Approval came after the Senate sponsor offered a substitute that would impose higher taxes on gambling boats.  The extra tax revenue would fund a new college scholarship program.

The sponsor, the Senate's Republican leader Sen. Charlie Shields from St. Joseph warned that the state was in danger of losing gambling boat revenue to Kansas.

The measure faces one more Senate vote before going to the House.

. Senate denies Missourians $100 million rebate (04/24/2007)

Senators overwhelmingly rejected a bill amendment Tuesday that would have refunded $100 million to Missouri income tax payers.

Sen. Victor Callahan, D-Jackson County, proposed that the state refund half of its 2006 surplus, saying returning the money to state residents would benefit both Missouri families and the economy.

. Lawmakers try to keep Missouri manufacturing afloat (04/24/2007)

With the manufacturing industry in decline and losing jobs, a number of bills this session are aimed at giving the industry a leg up in Missouri.

The biggest proposal, which advocates say would be one of the most significant developments for manufacturers in years, would eliminate the sales taxes levied on utilities used for manufacturing.

. Students could choose what school to attend (04/24/2007)

Students across Missouri could be able to choose which school to attend under a measure that has moved to the full House for debate.

The measure, now part of a long list of other bills awaiting House action would provide that students could have their pick of school district within a 30 mile radius of their home district.

. A Senate filibuster blocks lifting the loss limits on gambling boats. (04/24/2007)

A six-hour debate in the Senate blocked a vote on a measure to repeal the $500 daily loss limits for gambling votes. 

The Senate majority leader put his bill aside shortly after 11pm Monday night after it became obvious that opponents would not allow the measure to come to a vote.

It was the second evening filibuster this session on the proposal.

. The House votes to ban Planned Parenthood from school sex education courses. (04/23/2007)

The house voted to prohibit schools from accepting services for sex education courses from any organization that performs or promotes abortion.
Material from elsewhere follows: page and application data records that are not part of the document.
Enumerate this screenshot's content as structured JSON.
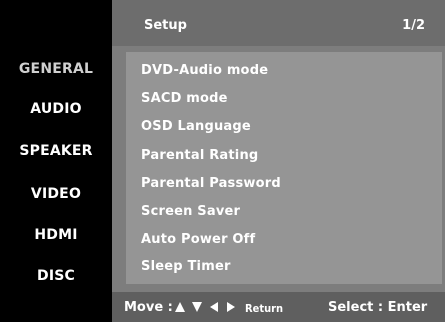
{
  "header": {
    "title": "Setup",
    "page": "1/2"
  },
  "categories": [
    {
      "label": "GENERAL"
    },
    {
      "label": "AUDIO"
    },
    {
      "label": "SPEAKER"
    },
    {
      "label": "VIDEO"
    },
    {
      "label": "HDMI"
    },
    {
      "label": "DISC"
    }
  ],
  "menu": {
    "items": [
      {
        "label": "DVD-Audio mode"
      },
      {
        "label": "SACD mode"
      },
      {
        "label": "OSD Language"
      },
      {
        "label": "Parental Rating"
      },
      {
        "label": "Parental Password"
      },
      {
        "label": "Screen Saver"
      },
      {
        "label": "Auto Power Off"
      },
      {
        "label": "Sleep Timer"
      }
    ]
  },
  "footer": {
    "move_label": "Move :",
    "return_label": "Return",
    "select_label": "Select : Enter",
    "arrow_icons": [
      "up-arrow-icon",
      "down-arrow-icon",
      "left-arrow-icon",
      "right-arrow-icon"
    ]
  },
  "colors": {
    "background": "#000000",
    "screen": "#7d7d7d",
    "menu_panel": "#959595",
    "text": "#ffffff"
  }
}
The measure passed the House by a margin of better than two-to-one.  It now goes to the Senate.

. Restoration of projects cut from MOHELA plan "doubtful" (04/23/2007)

The chance that the $46 million that was cut from University of Missouri System building projects will be restored is "doubtful" one powerful House Republican said Monday.

"The idea has been brought up. The problem is we would have to make a motion that is called 'exceeding the differences,'" House Budget Chairman Allen Icet, R-St. Louis County, said. "The House has passed 16, the Senate has now passed 16 and the funding for the Columbia and Kansas City buildings is in neither version."

. Blunt has edge in fund raising over Nixon in 2008 governor's race (04/23/2007)

Some 18 months before the election, Matt Blunt finds himself millions of dollars ahead in his expected campaign against the Democratic Attorney General in 2008 for the governor's seat.

The latest campaign finance disclosure reports show Blunt's campaign has raised almost $3 million during the final quarter of 2006 and the first quarter of 2007, bringing his cash on hand for the 2008 election to over $4.5 million.